Both Robert Hickman and Esther Ruiz are sculptors whose work speaks to how we might experience or negotiate this vast space of a NASA explored perma-winter. Esther Ruiz’s chunky concrete sculptures come at one as if from an ethnographic foray beyond Jupiter’s horizon (Where we might presume HAL and Daisy to still be). Small, hugging close to the ground, some signal to you in neon others, less demonstrative, brandish plexi-glass or natural crystals. Light, reflections, glimmerings, all will project the work’s presence beyond its immediate location within the show. Beacons in the perpetual winter of deep space, they are slyly anthropomorphic, or perhaps better, robo-morphic, Yet because these sculptures also suggest robo-debris they refuse to deploy the sign of the cute that has plagued so much of science fiction since the Star Wars franchise. Instead their very stolid immobility charts space for others, perhaps the viewer, to navigate their way through winter.

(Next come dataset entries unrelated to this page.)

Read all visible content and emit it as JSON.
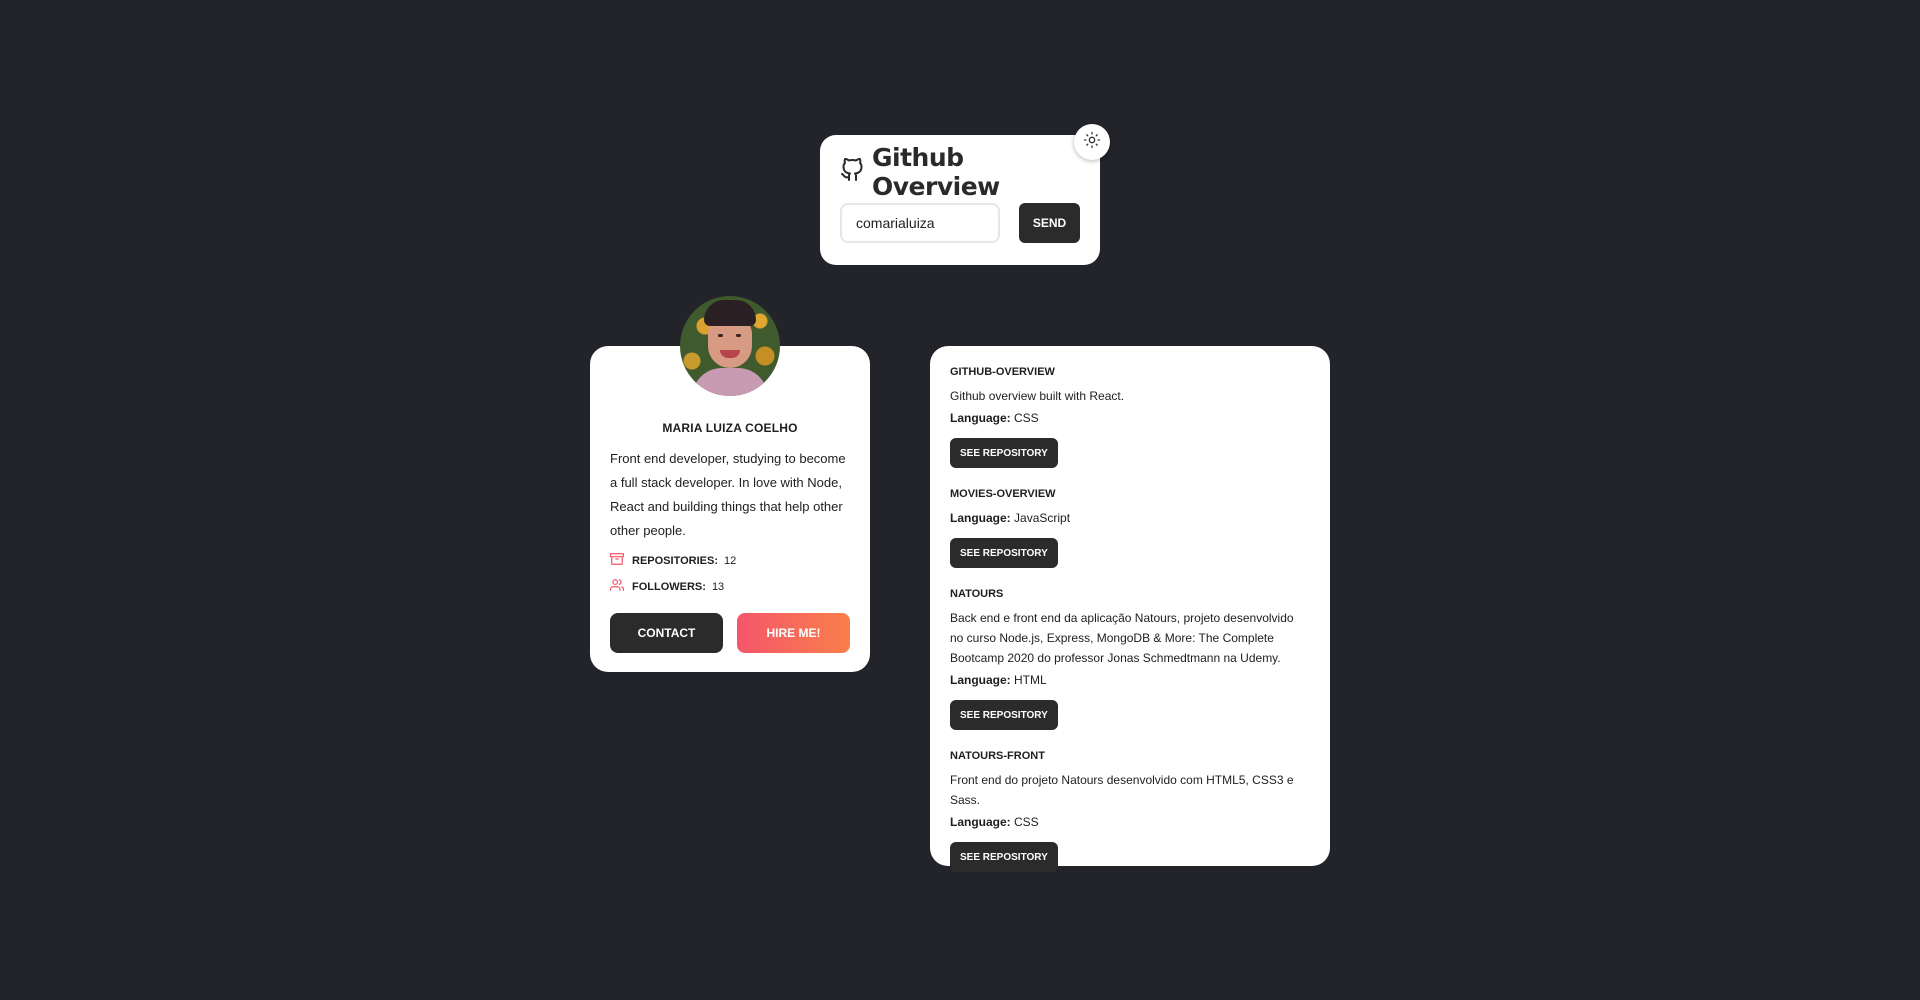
{
  "header": {
    "title": "Github Overview",
    "brand_icon": "github-icon",
    "theme_toggle_icon": "sun-icon"
  },
  "search": {
    "value": "comarialuiza",
    "button_label": "SEND"
  },
  "profile": {
    "name": "MARIA LUIZA COELHO",
    "bio": "Front end developer, studying to become a full stack developer. In love with Node, React and building things that help other other people.",
    "stats": [
      {
        "icon": "archive-icon",
        "label": "REPOSITORIES:",
        "value": "12"
      },
      {
        "icon": "users-icon",
        "label": "FOLLOWERS:",
        "value": "13"
      }
    ],
    "contact_label": "CONTACT",
    "hire_label": "HIRE ME!",
    "accent_colors": [
      "#f5566a",
      "#f97f4a"
    ]
  },
  "repositories": {
    "language_key": "Language:",
    "button_label": "SEE REPOSITORY",
    "items": [
      {
        "name": "GITHUB-OVERVIEW",
        "description": "Github overview built with React.",
        "language": "CSS"
      },
      {
        "name": "MOVIES-OVERVIEW",
        "description": "",
        "language": "JavaScript"
      },
      {
        "name": "NATOURS",
        "description": "Back end e front end da aplicação Natours, projeto desenvolvido no curso Node.js, Express, MongoDB & More: The Complete Bootcamp 2020 do professor Jonas Schmedtmann na Udemy.",
        "language": "HTML"
      },
      {
        "name": "NATOURS-FRONT",
        "description": "Front end do projeto Natours desenvolvido com HTML5, CSS3 e Sass.",
        "language": "CSS"
      }
    ]
  },
  "colors": {
    "background": "#22242a",
    "card": "#ffffff",
    "dark_button": "#2b2b2b"
  }
}
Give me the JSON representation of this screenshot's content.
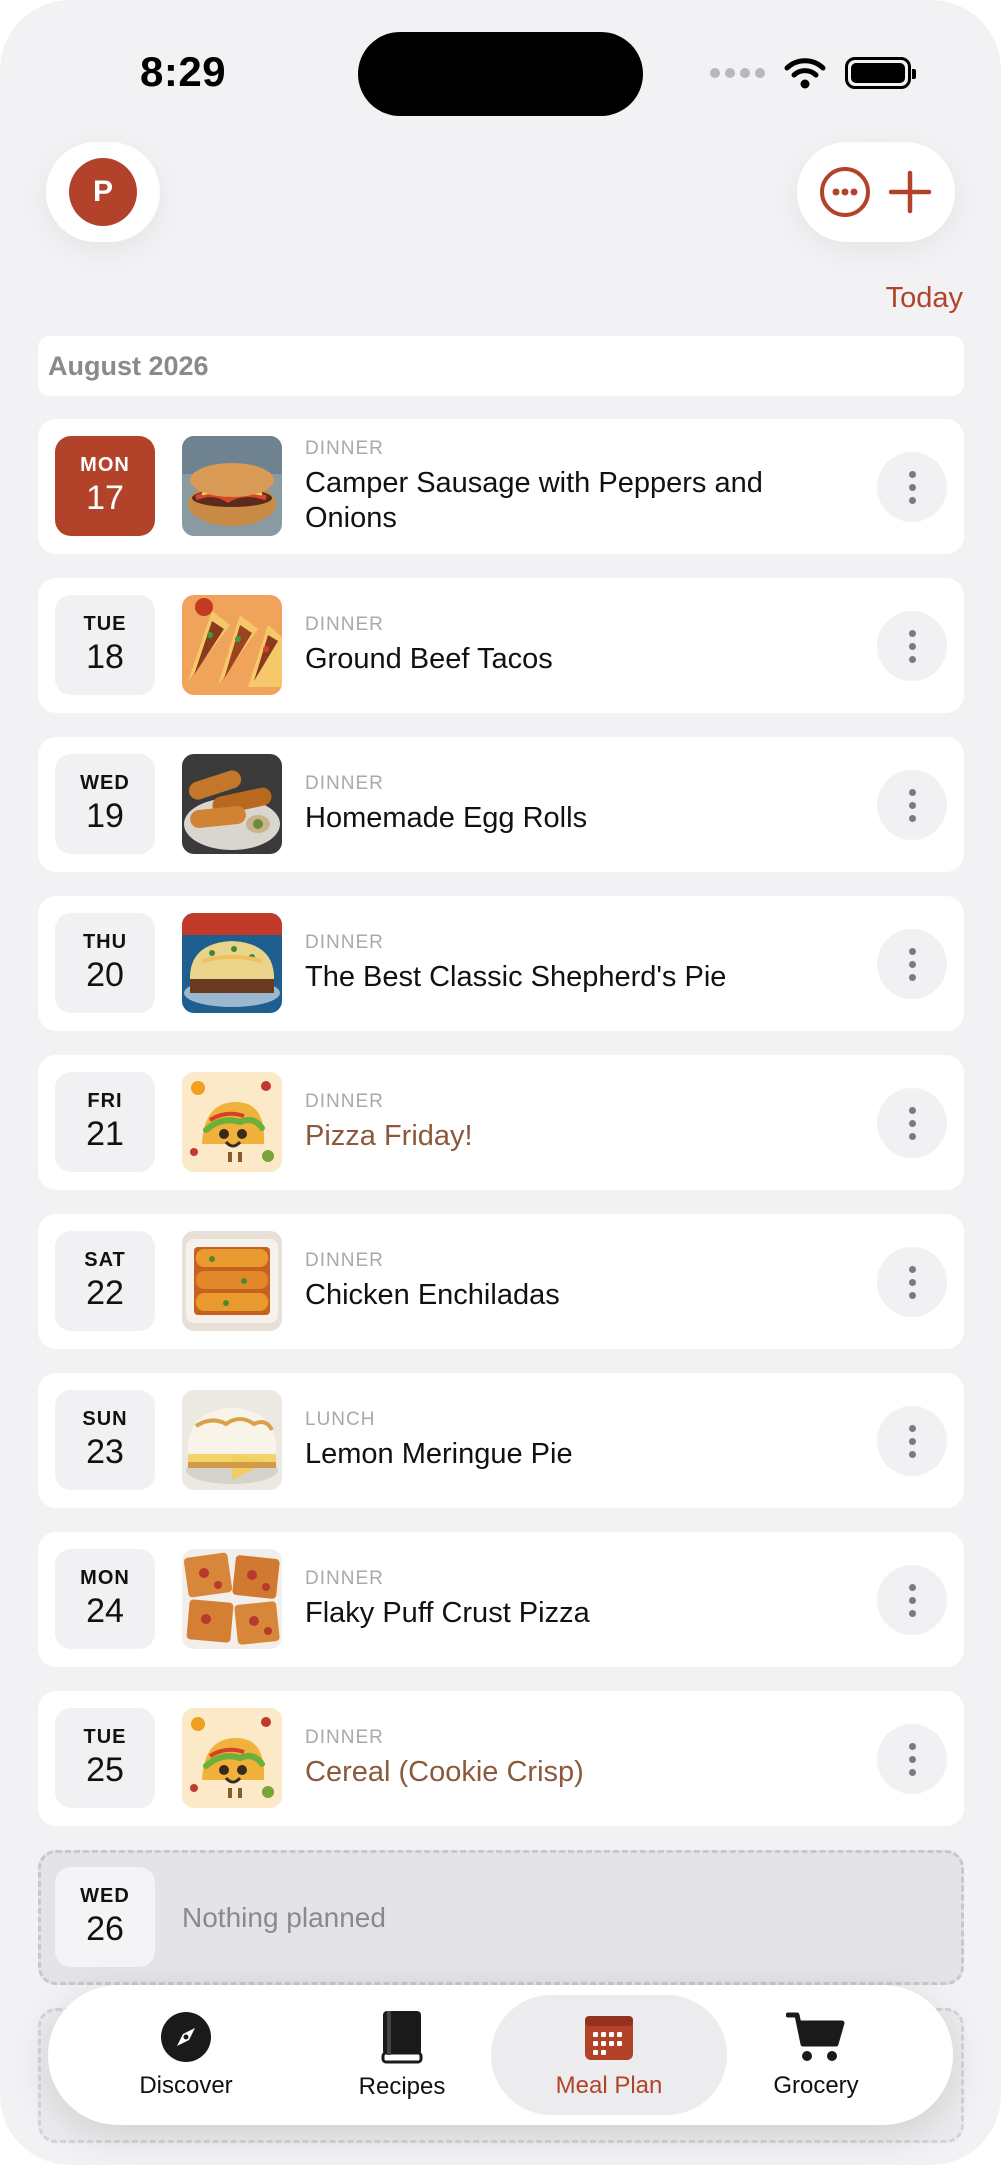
{
  "status_bar": {
    "time": "8:29"
  },
  "header": {
    "avatar_initial": "P",
    "today_label": "Today"
  },
  "month_label": "August 2026",
  "meals": [
    {
      "day": "MON",
      "date": "17",
      "type": "DINNER",
      "title": "Camper Sausage with Peppers and Onions",
      "note": false,
      "active": true,
      "thumb": "sandwich"
    },
    {
      "day": "TUE",
      "date": "18",
      "type": "DINNER",
      "title": "Ground Beef Tacos",
      "note": false,
      "active": false,
      "thumb": "tacos"
    },
    {
      "day": "WED",
      "date": "19",
      "type": "DINNER",
      "title": "Homemade Egg Rolls",
      "note": false,
      "active": false,
      "thumb": "eggrolls"
    },
    {
      "day": "THU",
      "date": "20",
      "type": "DINNER",
      "title": "The Best Classic Shepherd's Pie",
      "note": false,
      "active": false,
      "thumb": "shepherd"
    },
    {
      "day": "FRI",
      "date": "21",
      "type": "DINNER",
      "title": "Pizza Friday!",
      "note": true,
      "active": false,
      "thumb": "taco-cartoon"
    },
    {
      "day": "SAT",
      "date": "22",
      "type": "DINNER",
      "title": "Chicken Enchiladas",
      "note": false,
      "active": false,
      "thumb": "enchiladas"
    },
    {
      "day": "SUN",
      "date": "23",
      "type": "LUNCH",
      "title": "Lemon Meringue Pie",
      "note": false,
      "active": false,
      "thumb": "pie"
    },
    {
      "day": "MON",
      "date": "24",
      "type": "DINNER",
      "title": "Flaky Puff Crust Pizza",
      "note": false,
      "active": false,
      "thumb": "pizza"
    },
    {
      "day": "TUE",
      "date": "25",
      "type": "DINNER",
      "title": "Cereal (Cookie Crisp)",
      "note": true,
      "active": false,
      "thumb": "taco-cartoon"
    }
  ],
  "empty_day": {
    "day": "WED",
    "date": "26",
    "text": "Nothing planned"
  },
  "tabs": [
    {
      "label": "Discover",
      "icon": "compass-icon"
    },
    {
      "label": "Recipes",
      "icon": "book-icon"
    },
    {
      "label": "Meal Plan",
      "icon": "calendar-icon",
      "active": true
    },
    {
      "label": "Grocery",
      "icon": "cart-icon"
    }
  ],
  "colors": {
    "accent": "#b2432a",
    "note_text": "#8b5a3c",
    "background": "#f2f2f4"
  }
}
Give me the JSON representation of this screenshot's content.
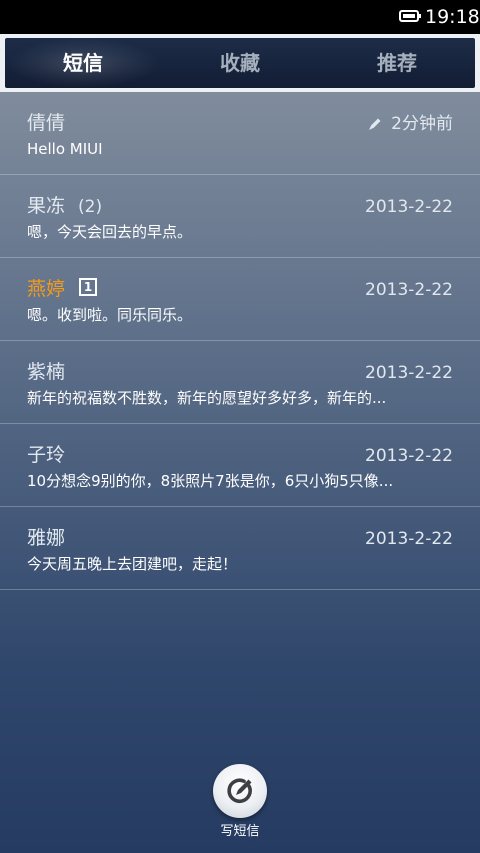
{
  "status_bar": {
    "time": "19:18",
    "battery_icon": "battery-full-icon"
  },
  "tabs": [
    {
      "label": "短信",
      "active": true
    },
    {
      "label": "收藏",
      "active": false
    },
    {
      "label": "推荐",
      "active": false
    }
  ],
  "messages": [
    {
      "name": "倩倩",
      "count": "",
      "badge": "",
      "time": "2分钟前",
      "draft": true,
      "preview": "Hello MIUI"
    },
    {
      "name": "果冻",
      "count": "(2)",
      "badge": "",
      "time": "2013-2-22",
      "draft": false,
      "preview": "嗯，今天会回去的早点。"
    },
    {
      "name": "燕婷",
      "count": "",
      "badge": "1",
      "time": "2013-2-22",
      "draft": false,
      "preview": "嗯。收到啦。同乐同乐。"
    },
    {
      "name": "紫楠",
      "count": "",
      "badge": "",
      "time": "2013-2-22",
      "draft": false,
      "preview": "新年的祝福数不胜数，新年的愿望好多好多，新年的..."
    },
    {
      "name": "子玲",
      "count": "",
      "badge": "",
      "time": "2013-2-22",
      "draft": false,
      "preview": "10分想念9别的你，8张照片7张是你，6只小狗5只像..."
    },
    {
      "name": "雅娜",
      "count": "",
      "badge": "",
      "time": "2013-2-22",
      "draft": false,
      "preview": "今天周五晚上去团建吧，走起！"
    }
  ],
  "compose": {
    "label": "写短信",
    "icon": "compose-icon"
  },
  "colors": {
    "unread_name": "#f39a1c",
    "tab_bar_bg": "#16223b",
    "active_tab_text": "#ffffff",
    "inactive_tab_text": "#a6b0bd"
  }
}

Theatrically the task of pulling off the illusion of deep space might fall to Hickman, an artist who frequently works with glass, manipulated in all possible ways both materially and metaphorically. (For example imagine a disco ball for Buckminster Fuller). Hickman’s sculpture will, here, not be earthbound. Instead, installed as hanging pieces, available to be experienced in the round, the sculptures will appear to hover or drift. For Space is the Coldest Winter, Hickman will install two large – 2 and 3 feet diameter– disc-come saucer shapes fabricated from hand-cut pieces of glass. One sculpture will be gold leafed, the other silver. Facet by facet one can imagine the refractions of light, perhaps like Fuller’s disco ball, scattered across the season. Such refractions and dispersions will have the power to undo, to dematerialize objects and space. They will intersect with, even interrupt, the work of the other artists in the show and they will dematerialize the space itself.
Much undone, as it has been, over the course of its life the white cube will here, via Hickman’s refracting sculptures, resiliently return the cruelest months for our experience. Mediated by a cohort that includes Chipkin, Johnson and McGavin but also NASA, Space is the Coldest Winter speaks to both the anxious drive for interstellar scrutiny and also the conventional architecture of display and exhibition. After all, how exactly does one show and experience an unvisited and unknown environment? Mentored by geography and its climate the curators have seized upon a space-climate continuum as the site for a reverie upon unavailable knowledge and human absence. Partly the show is the result of McGavin, Chipkin and Johnson thinking about the lived experience of winter. Winter in New York City (or Allentown PA, or Colorado), where it is dark at 4:30 pm, a time where the space we live in and through pushes hard against us. A time-space that seems unwilling to support human life: it shuns our presence.
No curator ever actually ventriloquizes the thoughts and desires of the chosen artists. (Nor artist the thoughts and desires of the curator). They instead collude to collate, juxtapose, pose in not so neutral corners to allow the setting up of novel discursive parameters with each reshuffling of the deck.